Every year, Ganesh Chaturthi is celebrated with a grandeur in Mumbai, and one can find a Ganesh idol in almost every lane of the city. This 10-day religious festival is almost like a grand celebration where people bring lord Ganesha's idols at home and in pandals (marquees). The festivity ends with the immersion of Ganesh idols on the 11th day, which people worship with great devotion. Since most of the large idols are composed of Plaster of Paris (POP) and other artificial substances, these idols do not always break down and can persist in the sea for an extended period, posing a threat to aquatic life. Change is Us tries to solve this problem by organizing post–Visarjan beach clean-up drives in the city.
The Inception of the Post-Visarjan Drives
Being devotees of Lord Ganesh themselves, Shubh Mehta and Akshat Shah, the founders of the Change is Us also participate in the Ganesh visarjan during the time of the festival. To them, this festival is a commitment to service and they strongly advocate for sustainable participation. Since the inception of Change Is Us, the team has conducted 5 beach cleanups in Girgaon Chowpatty – where almost all the major and well-known Ganesh idols of Mumbai are immersed.

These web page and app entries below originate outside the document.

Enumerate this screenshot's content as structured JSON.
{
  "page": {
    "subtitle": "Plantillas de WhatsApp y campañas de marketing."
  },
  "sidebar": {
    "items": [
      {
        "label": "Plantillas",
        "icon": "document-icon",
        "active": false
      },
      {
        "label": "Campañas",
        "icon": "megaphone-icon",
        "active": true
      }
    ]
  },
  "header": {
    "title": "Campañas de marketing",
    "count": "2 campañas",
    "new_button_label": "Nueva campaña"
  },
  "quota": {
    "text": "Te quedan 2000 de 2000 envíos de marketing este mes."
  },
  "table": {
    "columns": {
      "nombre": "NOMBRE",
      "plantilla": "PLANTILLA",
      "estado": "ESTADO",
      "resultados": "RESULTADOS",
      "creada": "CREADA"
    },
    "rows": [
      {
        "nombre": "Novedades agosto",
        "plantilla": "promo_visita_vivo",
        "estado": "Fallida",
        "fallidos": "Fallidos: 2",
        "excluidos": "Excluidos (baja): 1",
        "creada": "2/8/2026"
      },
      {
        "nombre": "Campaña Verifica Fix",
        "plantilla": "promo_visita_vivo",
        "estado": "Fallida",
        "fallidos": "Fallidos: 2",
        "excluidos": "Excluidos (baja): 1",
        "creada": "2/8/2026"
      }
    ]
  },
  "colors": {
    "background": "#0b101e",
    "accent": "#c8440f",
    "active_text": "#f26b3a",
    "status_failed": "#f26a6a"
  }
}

During an interview with Local Samosa, Shubh Mehta, the co-founder of Change is Us says that initially, people questioned them on why only this festival is picked up for conducting such drives, and not any other celebration. “For us, it is not about any religion, it is always about raising awareness about the sustainability of the environment and doing our part as responsible citizens.” Shubh further emphasizes that they conduct beach clean-up drives every week and have been doing this for 165 weeks consistently. So, it is not about any particular festival or religion, it is more about the protection of the environment. “The team of 80 members including around 20,000 volunteers that have collected about 450 tons of waste over the past 5 years have kept us all going amidst the setbacks,” says the co-founder.
Continuing the ritual, this year they conducted a 3-day cleanup on September 29, 30 and October 1, where they got around 3,700 volunteers, which is Mumbai's largest post visarjan beach clean up, states the co-founder. During this cleanup, the team collected a staggering amount of 40 metric tons of waste (nearly 40,000 kgs), which includes other waste along with the Ganesh idols. The collection involves a lot of difficulties. The smaller idols are easy to carry and clear out from the beach but it is very difficult to remove the bigger idols. Most of the time they are broken by the forces of nature but sometimes they have to be carried out of the water using cranes.

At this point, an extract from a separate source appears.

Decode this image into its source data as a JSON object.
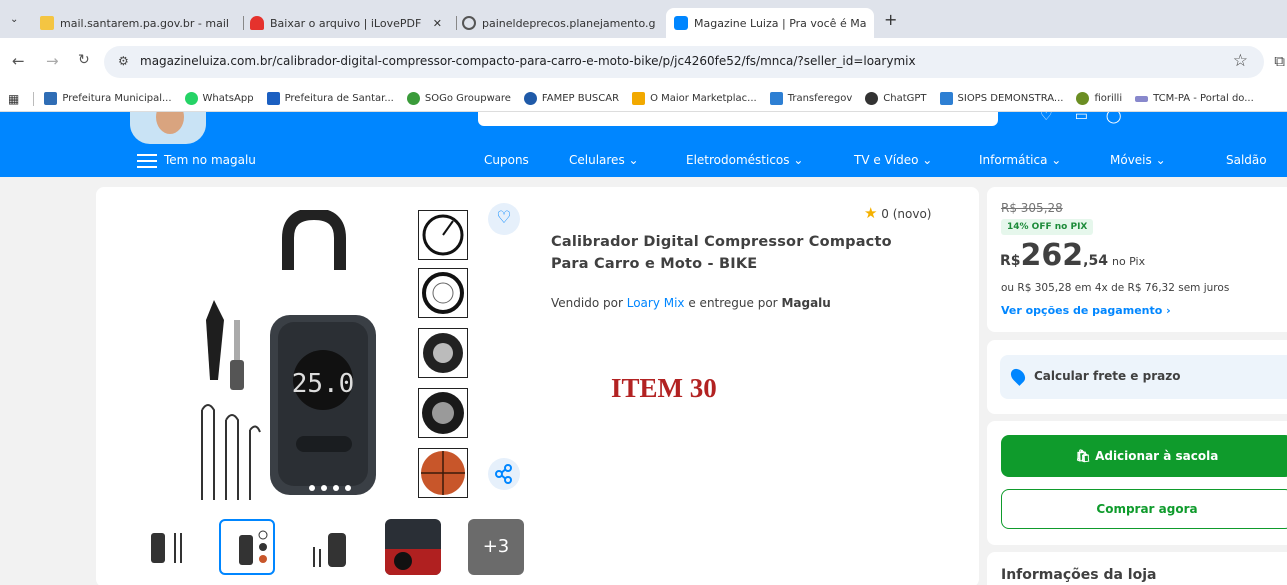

But what happens to the idols after they are collected from the beaches?
A bigger role is played by the BMC after the idols are collected during these drives. The co-founder noted that organizations such as Change is Us are prohibited from directly disposing off the idols due to the sensitive nature of the matter tied to religious sentiments. According to him, the BMC has its own procedures to respectfully place the idols in the appropriate locations.
The festival of Ganesh Chaturthi concludes with a grand procession with drums and dance but the procession will only reach its final destination when people are more aware of the environment and do their part in taking care of Mother Earth, post-celebrations.